He’s Not in Kansas Anymore
Filmmaker Steve Balderson has had four films in various stages of release this summer, but what’s intriguing about this, and his impressive repertoire of 16 features in 20 years, is that, while he did attend film school at CalArts, he promptly returned home to Kansas to make his cinematic dreams come true.
So Balderson’s recent move to Los Angeles begs the question, why now?
“When I turned 40 a year and a half ago, I realized what I’ve been doing for 20 years in Kansas has been really great, really successful, really fun,” says Balderson, in a phone conversation that revealed a man with an abundance of warmth, energy and positivity. “I could continue to do that, but I also started thinking about what would my next 20 years look like?
That–and a betrayal involving a 12-year relationship–lead him to reevaluate where he wanted to be in his life.
“It occurred to me I had no spouse, no debt, no pets, no children, no responsibilities, and yet, I didn’t know what it was like to live in Paris for a year, or San Francisco or LA. I thought gosh, the next 20 years I’d really love to have a new set of experiences.”
A regimen of meditation and research, which “started with self-help, and then opening up to abundance in life and seeing good in everything,” he says, lead to the realization that “lots of really great things can happen if you’re looking for great things.”
That helped lay the groundwork for his latest film, “El Ganzo,” shot on location in and around the real-life El Ganzo Hotel. Set in the Mexican town of San Jose Cabos, the sister town to the more touristy Cabo San Lucas, the site lends itself to the magical and mystical aspects of the story of two vastly different people, a straight white woman and a gay African-American man, who find common ground in a foreign land, and share an intimate connection.
Through his CalArts days, Balderson had met and made many friends and colleagues, including the late actress Karen Black, with whom he worked and formed a friendship (she starred in his films “Stuck” and the critically lauded “Firecracker”).
“She knew she was very ill,” says Balderson, recalling the inspiration she provided for “El Ganzo.” “She asked me, ‘Do you know the secret of how you really know you’re truly alive?’
“I said no, tell me! She said, ‘It’s in the unknown. If you’ve been down this road a thousand times and you know there’s a town coming up, a tree or a curve in the road, you don’t really pay attention, because you’ve been down the road so many times you just know where you’re going.’
“If you don’t know, she said, there’s no idea what’s coming up and you have to be really focused and really present, and in every sensation–what does it look like, sound like, smell, taste … If you haven’t been down that road before, all the senses are at work, you’re fully alive and there’s no better place to be.’
“I thought it was a phenomenal idea and an experience I wanted to implement … and this is the film I would test that.”
Balderson called the management at El Ganzo Hotel in Los Cabos and asked if the crew could come down and have the run of the place. They said yes.

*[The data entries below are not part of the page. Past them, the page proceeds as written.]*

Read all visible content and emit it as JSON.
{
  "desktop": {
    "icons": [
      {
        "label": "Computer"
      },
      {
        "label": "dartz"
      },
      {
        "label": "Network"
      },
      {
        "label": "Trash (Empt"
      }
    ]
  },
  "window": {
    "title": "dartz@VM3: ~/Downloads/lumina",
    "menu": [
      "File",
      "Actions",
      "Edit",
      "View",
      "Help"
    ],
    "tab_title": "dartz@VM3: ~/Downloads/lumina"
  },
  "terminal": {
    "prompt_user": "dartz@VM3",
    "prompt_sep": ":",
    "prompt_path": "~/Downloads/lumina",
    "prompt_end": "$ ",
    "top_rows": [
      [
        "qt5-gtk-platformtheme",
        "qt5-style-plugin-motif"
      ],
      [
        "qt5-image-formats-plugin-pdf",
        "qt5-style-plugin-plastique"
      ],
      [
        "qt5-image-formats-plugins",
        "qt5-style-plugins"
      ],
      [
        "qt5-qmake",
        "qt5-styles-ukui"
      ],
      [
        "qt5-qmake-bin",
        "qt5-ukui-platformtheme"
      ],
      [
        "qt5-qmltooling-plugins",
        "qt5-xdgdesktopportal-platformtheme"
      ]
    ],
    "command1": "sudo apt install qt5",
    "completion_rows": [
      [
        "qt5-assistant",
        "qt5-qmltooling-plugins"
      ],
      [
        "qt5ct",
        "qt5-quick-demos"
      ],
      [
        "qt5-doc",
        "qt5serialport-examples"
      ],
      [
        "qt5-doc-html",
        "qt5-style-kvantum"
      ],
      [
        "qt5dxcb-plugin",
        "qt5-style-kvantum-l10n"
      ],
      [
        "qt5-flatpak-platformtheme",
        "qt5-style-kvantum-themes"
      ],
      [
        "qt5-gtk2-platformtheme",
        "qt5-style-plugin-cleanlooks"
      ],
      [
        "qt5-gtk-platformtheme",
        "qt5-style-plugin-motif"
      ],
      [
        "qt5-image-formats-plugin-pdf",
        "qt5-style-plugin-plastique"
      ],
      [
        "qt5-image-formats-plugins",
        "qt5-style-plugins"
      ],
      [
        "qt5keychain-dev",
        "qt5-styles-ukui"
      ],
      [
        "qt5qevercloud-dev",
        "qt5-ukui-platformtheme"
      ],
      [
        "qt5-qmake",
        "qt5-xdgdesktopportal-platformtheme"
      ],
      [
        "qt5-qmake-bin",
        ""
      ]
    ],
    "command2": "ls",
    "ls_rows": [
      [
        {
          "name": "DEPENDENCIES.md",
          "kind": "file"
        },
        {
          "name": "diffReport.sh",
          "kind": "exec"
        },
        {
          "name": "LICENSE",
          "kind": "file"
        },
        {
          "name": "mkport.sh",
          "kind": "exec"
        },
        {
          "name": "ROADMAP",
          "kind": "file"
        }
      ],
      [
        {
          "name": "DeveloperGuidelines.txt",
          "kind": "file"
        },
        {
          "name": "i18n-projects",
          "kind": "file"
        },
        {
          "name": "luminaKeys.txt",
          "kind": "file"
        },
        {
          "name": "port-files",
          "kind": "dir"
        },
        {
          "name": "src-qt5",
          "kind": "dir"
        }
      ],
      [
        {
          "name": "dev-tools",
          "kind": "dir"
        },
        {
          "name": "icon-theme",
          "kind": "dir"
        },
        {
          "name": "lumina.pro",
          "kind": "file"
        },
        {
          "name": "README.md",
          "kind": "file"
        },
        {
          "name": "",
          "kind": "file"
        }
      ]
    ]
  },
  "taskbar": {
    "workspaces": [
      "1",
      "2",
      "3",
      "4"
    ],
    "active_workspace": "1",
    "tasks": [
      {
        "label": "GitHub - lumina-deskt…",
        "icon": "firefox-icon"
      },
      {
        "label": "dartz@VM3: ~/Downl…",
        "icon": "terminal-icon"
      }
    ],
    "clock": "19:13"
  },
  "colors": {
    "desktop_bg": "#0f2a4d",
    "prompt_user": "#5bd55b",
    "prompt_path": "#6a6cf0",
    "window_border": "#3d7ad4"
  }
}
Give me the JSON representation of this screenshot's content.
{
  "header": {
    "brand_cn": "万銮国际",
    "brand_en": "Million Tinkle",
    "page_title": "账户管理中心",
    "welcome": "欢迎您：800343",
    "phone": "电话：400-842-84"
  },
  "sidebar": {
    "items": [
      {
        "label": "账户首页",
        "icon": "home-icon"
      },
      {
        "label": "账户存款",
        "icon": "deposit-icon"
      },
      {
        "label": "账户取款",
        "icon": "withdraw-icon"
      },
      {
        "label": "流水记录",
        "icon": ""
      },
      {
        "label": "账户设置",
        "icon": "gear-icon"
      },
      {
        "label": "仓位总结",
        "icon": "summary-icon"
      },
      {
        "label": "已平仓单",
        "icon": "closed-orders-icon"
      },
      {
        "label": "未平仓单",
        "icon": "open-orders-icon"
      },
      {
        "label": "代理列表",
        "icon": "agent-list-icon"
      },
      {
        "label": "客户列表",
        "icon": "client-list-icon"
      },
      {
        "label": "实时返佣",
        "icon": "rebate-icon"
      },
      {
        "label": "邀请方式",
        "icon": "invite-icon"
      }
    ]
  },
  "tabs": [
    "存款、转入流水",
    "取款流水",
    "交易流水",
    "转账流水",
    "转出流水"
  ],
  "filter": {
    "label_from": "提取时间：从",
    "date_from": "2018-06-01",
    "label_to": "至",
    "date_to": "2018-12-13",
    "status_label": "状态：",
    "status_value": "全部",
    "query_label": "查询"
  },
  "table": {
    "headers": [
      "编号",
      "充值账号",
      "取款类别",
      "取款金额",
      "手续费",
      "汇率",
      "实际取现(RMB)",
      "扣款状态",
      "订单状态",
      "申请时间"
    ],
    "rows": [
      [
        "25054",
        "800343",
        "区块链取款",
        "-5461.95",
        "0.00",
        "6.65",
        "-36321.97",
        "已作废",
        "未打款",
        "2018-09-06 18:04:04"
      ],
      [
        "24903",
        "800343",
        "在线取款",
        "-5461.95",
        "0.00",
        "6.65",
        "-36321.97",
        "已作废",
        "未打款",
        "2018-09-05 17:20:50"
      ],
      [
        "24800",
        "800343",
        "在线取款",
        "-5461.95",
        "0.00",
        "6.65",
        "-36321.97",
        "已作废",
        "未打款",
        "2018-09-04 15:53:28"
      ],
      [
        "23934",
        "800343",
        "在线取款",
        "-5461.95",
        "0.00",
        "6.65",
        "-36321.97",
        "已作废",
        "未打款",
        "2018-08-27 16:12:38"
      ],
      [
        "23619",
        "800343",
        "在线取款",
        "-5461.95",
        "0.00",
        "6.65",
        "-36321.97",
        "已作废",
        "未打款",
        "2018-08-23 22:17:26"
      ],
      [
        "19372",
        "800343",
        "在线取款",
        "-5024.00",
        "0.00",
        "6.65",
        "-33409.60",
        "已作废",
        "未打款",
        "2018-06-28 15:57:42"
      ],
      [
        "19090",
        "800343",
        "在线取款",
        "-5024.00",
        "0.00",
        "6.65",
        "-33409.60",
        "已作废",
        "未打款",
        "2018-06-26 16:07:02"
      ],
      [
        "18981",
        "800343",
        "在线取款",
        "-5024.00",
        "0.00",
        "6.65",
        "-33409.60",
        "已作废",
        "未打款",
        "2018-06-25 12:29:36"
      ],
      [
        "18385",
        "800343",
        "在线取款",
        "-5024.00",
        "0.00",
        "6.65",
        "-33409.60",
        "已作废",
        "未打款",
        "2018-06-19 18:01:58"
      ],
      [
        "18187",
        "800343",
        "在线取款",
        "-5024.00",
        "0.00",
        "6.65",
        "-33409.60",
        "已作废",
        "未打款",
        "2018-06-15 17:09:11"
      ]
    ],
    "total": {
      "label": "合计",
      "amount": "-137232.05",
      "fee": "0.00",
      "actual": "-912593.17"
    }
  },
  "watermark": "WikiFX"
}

“Susan Traylor and Anslem Richardson [who play lead characters Lizzy and Guy] and I built a skeleton of a script. The whole structure was planned but we didn’t know how each item was going to manifest.”
They shot the film in order, picking locations as they drove. Among the “magical” finds were the mission and a shop owned by a woman, Magdalena del Rio, who also wound up with a speaking part in the film because of her magnetic presence. The filmmaker discovered later that she was once a popular news anchor on Mexican TV.
“I don’t know if that experience could be duplicated in another film, or if maybe it just opens yourself up to the possibilities of what’s around you,” says Balderson. “It was such an magical experience. At the end of the day, Karen was right.”
So far, Balderson’s career move has worked out, as he quickly picked up the director-for-hire made-for-TV film “Elvis Lives” for Mark Cuban’s network, and he’s currently casting his next feature for his own production company, Dikenga.
“It just felt like [this was] a great place to start the next chapter,” he says.
For more about the filmmaker and his work, go to www.dikenga.com.